Nobody does games like Double Fine. Iíd feel confident that I could identify a new Double Fine game in production just by playing the first minute of it, due to their unmistakable style. And by style I donít just mean how it looks, but how it sounds, how itís written, the humour and how you interact with the world and how the world interacts with you. Stacking has oodles of Double Fine style.
Although the characters donít actually speak, their conversations are spoken through the clatter-clatter of a typewriter keyboard, which somehow leads to more character being portrayed than most speaking characters in other games can achieve. The way they speak from their mid-riffs, where the two sections of their Russian doll bodies join, instead of their painted on mouths emphasises Double Fineís attention to detail.
But, at some point around the time of Costume Quest (which, although still an enjoyable game, started to show signs of a change in direction), Double Fine seemingly lost the ability to construct the gameplay that deserved to accompany the style theyíve always been great at creating. Itís games have now become style over substance, a description that sadly for me describes Stacking perfectly.
After having fallen in love with the demo, and intrigued by the challenge of attempting puzzles in different, ever-increasingly inventive ways, I was let down by the rest of the game. What started off so promisingly in the train station quickly turned into disappointment.
For starters the puzzles are just far too easy, and the solutions are, in the vast majority of cases, always mere seconds away from the problem. The whole game ends up playing like some overly long tutorial. Got to get people out of a room with a big fan outside of it? Why not send the guy who canít control his flatulence over to the fan to fart into it. Itís not as though you could miss him, heís been walking past this area for the past five minutes creating plumes of green gas from his posterior.

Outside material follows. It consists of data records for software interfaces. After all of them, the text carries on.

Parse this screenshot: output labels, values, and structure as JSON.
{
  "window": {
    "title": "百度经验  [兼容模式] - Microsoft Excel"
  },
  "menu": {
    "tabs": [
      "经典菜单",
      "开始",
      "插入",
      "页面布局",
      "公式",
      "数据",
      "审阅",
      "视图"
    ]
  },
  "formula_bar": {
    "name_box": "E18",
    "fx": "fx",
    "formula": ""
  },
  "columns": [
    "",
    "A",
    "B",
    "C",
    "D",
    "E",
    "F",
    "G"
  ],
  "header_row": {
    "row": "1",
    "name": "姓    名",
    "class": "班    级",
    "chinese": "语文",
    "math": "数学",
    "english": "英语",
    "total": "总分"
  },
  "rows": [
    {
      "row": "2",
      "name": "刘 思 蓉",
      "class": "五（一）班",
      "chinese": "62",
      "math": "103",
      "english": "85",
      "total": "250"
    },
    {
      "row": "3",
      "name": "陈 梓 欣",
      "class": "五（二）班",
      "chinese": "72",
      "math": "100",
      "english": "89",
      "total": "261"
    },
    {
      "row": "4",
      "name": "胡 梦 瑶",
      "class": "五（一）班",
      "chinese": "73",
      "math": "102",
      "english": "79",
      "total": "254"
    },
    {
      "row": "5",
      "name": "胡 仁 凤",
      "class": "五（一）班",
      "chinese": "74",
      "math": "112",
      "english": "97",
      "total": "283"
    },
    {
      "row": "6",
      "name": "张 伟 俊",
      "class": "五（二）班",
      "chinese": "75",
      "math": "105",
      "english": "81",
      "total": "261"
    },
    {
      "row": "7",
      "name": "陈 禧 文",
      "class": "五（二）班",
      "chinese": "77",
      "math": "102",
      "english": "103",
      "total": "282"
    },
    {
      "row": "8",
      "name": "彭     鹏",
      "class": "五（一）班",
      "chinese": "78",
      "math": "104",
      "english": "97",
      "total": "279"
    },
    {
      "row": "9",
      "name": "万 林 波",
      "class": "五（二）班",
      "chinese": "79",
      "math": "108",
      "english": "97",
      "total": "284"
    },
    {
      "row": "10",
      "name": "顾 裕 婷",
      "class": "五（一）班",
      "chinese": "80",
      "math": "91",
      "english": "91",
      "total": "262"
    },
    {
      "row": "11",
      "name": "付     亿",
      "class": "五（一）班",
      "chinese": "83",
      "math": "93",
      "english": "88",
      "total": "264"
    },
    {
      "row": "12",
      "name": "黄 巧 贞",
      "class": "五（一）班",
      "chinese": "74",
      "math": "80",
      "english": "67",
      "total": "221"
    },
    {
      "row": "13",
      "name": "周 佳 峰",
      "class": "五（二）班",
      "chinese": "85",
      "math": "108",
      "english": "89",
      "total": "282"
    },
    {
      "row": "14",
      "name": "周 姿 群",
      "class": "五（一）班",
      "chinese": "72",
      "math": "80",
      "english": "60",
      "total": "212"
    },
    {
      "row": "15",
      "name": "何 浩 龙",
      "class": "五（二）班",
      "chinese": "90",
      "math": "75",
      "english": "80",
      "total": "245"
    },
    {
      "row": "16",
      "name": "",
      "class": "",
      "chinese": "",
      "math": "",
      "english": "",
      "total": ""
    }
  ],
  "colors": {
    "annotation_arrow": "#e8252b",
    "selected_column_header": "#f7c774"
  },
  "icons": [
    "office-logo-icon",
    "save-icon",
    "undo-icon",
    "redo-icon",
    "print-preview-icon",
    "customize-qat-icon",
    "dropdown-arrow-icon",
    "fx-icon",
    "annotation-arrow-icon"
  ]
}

Got to get a safari area on a boat closed down by the health and safety inspector? Why not take control of the bear in the room opposite the safari area and walk over to scare the visitors.
Having completed the game in well under 4 hrs, and having achieved nearly 70% completion along the way, even for the paltry price I paid, I still felt out of pocket. Had I wanted to achieve 100% completion, Iím sure I could have done that in under six hours. I could already see the vast majority of the alternative solutions to the puzzles, I just couldnít be bothered anymore to go and collect the correct doll to complete it. If Iím honest, thereís only one puzzle I can remember where the final solution wasnít completely obvious to me and, as it was so late in the game, Iíd already resigned myself to not bothering to discover the alternative solutions by that point. The further challenges that unlock are also equally easy to complete, often requiring you to just take control of a particular doll and press X a few times in front of other dolls. In some cases you have to reunite families or groups of particular dolls along the way (by stacking them together) but, again, these arenít particularly hard to achieve and Iím fairly certain I captured them all along the way to completing the story.
Iím still a fan of Double Fine; even though they appear to have lost the ability to reach the heights of games such as Psychonauts, theyíre still able to create enjoyable experiences. But I miss the days of when they could create enjoyable games to accompany those experiences. Stacking could have been a brilliant game but, although pleasant enough, it ends up feeling quite small and ultimately hollow. Much like the last Russian doll at the bottom of the stack.